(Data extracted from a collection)
..............................
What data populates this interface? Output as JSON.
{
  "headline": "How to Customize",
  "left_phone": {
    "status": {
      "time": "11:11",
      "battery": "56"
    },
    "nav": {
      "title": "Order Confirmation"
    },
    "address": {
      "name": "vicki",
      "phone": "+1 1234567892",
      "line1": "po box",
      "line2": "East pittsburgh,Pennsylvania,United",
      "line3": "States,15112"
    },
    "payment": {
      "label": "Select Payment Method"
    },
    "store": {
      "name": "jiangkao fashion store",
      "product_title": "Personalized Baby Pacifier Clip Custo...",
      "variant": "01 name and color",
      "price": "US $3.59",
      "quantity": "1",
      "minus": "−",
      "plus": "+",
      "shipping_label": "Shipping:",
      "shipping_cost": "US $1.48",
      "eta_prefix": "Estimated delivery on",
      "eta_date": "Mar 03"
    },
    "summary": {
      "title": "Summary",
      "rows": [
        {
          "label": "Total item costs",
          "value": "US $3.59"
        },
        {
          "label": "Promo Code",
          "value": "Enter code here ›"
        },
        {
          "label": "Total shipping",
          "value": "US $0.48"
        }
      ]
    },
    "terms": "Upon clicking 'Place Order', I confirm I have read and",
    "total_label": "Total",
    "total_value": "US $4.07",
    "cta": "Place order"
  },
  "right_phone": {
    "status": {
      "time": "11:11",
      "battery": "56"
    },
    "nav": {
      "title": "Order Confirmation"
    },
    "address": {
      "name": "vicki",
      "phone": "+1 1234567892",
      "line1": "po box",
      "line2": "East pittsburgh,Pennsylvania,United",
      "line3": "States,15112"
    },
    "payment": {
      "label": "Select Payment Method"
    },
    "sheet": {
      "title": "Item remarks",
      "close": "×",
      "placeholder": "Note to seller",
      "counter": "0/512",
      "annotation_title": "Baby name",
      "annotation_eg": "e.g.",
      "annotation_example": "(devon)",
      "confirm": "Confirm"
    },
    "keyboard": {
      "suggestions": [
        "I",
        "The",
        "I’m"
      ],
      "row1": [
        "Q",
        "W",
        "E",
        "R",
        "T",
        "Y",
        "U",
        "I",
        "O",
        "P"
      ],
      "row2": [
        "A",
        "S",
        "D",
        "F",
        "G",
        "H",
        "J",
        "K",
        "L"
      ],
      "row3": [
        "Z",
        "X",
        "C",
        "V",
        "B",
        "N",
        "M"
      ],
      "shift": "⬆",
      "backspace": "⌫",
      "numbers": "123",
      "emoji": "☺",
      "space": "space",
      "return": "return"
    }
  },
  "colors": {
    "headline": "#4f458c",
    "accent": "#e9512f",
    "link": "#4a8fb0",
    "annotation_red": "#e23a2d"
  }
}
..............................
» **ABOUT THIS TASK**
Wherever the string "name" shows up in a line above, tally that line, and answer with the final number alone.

» **ANSWER TO THIS PROBLEM**
5